Given records Start Marker

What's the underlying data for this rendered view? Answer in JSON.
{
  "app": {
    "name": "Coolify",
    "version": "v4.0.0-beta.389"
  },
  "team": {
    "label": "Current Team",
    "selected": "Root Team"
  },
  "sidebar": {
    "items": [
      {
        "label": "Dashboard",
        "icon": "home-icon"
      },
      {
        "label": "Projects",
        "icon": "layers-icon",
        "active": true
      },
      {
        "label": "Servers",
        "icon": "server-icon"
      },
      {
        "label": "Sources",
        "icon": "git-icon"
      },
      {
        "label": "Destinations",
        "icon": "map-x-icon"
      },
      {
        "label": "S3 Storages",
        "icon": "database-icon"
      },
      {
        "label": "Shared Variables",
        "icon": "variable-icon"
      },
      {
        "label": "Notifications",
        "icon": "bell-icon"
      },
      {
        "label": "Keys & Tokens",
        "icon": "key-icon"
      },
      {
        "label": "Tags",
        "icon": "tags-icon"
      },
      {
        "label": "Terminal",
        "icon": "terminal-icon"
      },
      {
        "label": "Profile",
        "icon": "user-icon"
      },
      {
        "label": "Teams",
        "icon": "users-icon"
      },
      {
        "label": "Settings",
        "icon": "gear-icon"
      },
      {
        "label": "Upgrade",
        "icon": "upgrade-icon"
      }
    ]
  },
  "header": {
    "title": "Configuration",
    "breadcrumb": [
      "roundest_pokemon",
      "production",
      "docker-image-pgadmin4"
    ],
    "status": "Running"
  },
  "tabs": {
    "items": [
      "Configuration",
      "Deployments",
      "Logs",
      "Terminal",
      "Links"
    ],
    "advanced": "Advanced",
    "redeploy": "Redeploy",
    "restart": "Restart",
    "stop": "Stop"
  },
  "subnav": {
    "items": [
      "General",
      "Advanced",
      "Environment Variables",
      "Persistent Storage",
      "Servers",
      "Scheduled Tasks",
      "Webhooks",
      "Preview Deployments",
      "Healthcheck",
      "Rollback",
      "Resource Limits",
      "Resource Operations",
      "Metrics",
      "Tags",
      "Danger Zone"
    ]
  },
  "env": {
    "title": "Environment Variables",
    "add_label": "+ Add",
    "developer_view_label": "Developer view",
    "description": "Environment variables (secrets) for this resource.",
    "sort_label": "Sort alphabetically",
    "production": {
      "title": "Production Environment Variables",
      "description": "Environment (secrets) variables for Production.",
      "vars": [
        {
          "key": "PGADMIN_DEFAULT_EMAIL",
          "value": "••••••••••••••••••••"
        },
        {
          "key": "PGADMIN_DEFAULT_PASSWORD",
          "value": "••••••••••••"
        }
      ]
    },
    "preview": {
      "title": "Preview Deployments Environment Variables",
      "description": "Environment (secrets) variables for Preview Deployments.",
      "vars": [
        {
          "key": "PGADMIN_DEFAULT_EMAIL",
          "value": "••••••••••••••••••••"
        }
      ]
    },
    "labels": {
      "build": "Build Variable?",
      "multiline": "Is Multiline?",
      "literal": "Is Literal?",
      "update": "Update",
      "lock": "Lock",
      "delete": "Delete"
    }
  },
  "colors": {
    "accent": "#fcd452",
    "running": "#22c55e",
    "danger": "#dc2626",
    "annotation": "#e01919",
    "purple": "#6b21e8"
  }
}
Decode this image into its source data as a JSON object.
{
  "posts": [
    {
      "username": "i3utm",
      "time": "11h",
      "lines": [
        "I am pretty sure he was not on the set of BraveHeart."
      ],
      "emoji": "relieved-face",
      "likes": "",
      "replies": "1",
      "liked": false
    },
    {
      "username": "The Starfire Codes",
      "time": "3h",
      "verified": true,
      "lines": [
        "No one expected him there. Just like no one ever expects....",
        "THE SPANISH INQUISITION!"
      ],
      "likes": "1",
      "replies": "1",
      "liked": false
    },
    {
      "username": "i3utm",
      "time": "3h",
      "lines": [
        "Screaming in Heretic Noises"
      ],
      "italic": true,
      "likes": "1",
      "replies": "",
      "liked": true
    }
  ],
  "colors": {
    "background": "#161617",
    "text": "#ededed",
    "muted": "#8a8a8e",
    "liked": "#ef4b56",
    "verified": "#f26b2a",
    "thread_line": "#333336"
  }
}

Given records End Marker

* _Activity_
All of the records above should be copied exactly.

* _Response below_
What's the underlying data for this rendered view? Answer in JSON.
{
  "app": {
    "name": "Coolify",
    "version": "v4.0.0-beta.389"
  },
  "team": {
    "label": "Current Team",
    "selected": "Root Team"
  },
  "sidebar": {
    "items": [
      {
        "label": "Dashboard",
        "icon": "home-icon"
      },
      {
        "label": "Projects",
        "icon": "layers-icon",
        "active": true
      },
      {
        "label": "Servers",
        "icon": "server-icon"
      },
      {
        "label": "Sources",
        "icon": "git-icon"
      },
      {
        "label": "Destinations",
        "icon": "map-x-icon"
      },
      {
        "label": "S3 Storages",
        "icon": "database-icon"
      },
      {
        "label": "Shared Variables",
        "icon": "variable-icon"
      },
      {
        "label": "Notifications",
        "icon": "bell-icon"
      },
      {
        "label": "Keys & Tokens",
        "icon": "key-icon"
      },
      {
        "label": "Tags",
        "icon": "tags-icon"
      },
      {
        "label": "Terminal",
        "icon": "terminal-icon"
      },
      {
        "label": "Profile",
        "icon": "user-icon"
      },
      {
        "label": "Teams",
        "icon": "users-icon"
      },
      {
        "label": "Settings",
        "icon": "gear-icon"
      },
      {
        "label": "Upgrade",
        "icon": "upgrade-icon"
      }
    ]
  },
  "header": {
    "title": "Configuration",
    "breadcrumb": [
      "roundest_pokemon",
      "production",
      "docker-image-pgadmin4"
    ],
    "status": "Running"
  },
  "tabs": {
    "items": [
      "Configuration",
      "Deployments",
      "Logs",
      "Terminal",
      "Links"
    ],
    "advanced": "Advanced",
    "redeploy": "Redeploy",
    "restart": "Restart",
    "stop": "Stop"
  },
  "subnav": {
    "items": [
      "General",
      "Advanced",
      "Environment Variables",
      "Persistent Storage",
      "Servers",
      "Scheduled Tasks",
      "Webhooks",
      "Preview Deployments",
      "Healthcheck",
      "Rollback",
      "Resource Limits",
      "Resource Operations",
      "Metrics",
      "Tags",
      "Danger Zone"
    ]
  },
  "env": {
    "title": "Environment Variables",
    "add_label": "+ Add",
    "developer_view_label": "Developer view",
    "description": "Environment variables (secrets) for this resource.",
    "sort_label": "Sort alphabetically",
    "production": {
      "title": "Production Environment Variables",
      "description": "Environment (secrets) variables for Production.",
      "vars": [
        {
          "key": "PGADMIN_DEFAULT_EMAIL",
          "value": "••••••••••••••••••••"
        },
        {
          "key": "PGADMIN_DEFAULT_PASSWORD",
          "value": "••••••••••••"
        }
      ]
    },
    "preview": {
      "title": "Preview Deployments Environment Variables",
      "description": "Environment (secrets) variables for Preview Deployments.",
      "vars": [
        {
          "key": "PGADMIN_DEFAULT_EMAIL",
          "value": "••••••••••••••••••••"
        }
      ]
    },
    "labels": {
      "build": "Build Variable?",
      "multiline": "Is Multiline?",
      "literal": "Is Literal?",
      "update": "Update",
      "lock": "Lock",
      "delete": "Delete"
    }
  },
  "colors": {
    "accent": "#fcd452",
    "running": "#22c55e",
    "danger": "#dc2626",
    "annotation": "#e01919",
    "purple": "#6b21e8"
  }
}
Decode this image into its source data as a JSON object.
{
  "posts": [
    {
      "username": "i3utm",
      "time": "11h",
      "lines": [
        "I am pretty sure he was not on the set of BraveHeart."
      ],
      "emoji": "relieved-face",
      "likes": "",
      "replies": "1",
      "liked": false
    },
    {
      "username": "The Starfire Codes",
      "time": "3h",
      "verified": true,
      "lines": [
        "No one expected him there. Just like no one ever expects....",
        "THE SPANISH INQUISITION!"
      ],
      "likes": "1",
      "replies": "1",
      "liked": false
    },
    {
      "username": "i3utm",
      "time": "3h",
      "lines": [
        "Screaming in Heretic Noises"
      ],
      "italic": true,
      "likes": "1",
      "replies": "",
      "liked": true
    }
  ],
  "colors": {
    "background": "#161617",
    "text": "#ededed",
    "muted": "#8a8a8e",
    "liked": "#ef4b56",
    "verified": "#f26b2a",
    "thread_line": "#333336"
  }
}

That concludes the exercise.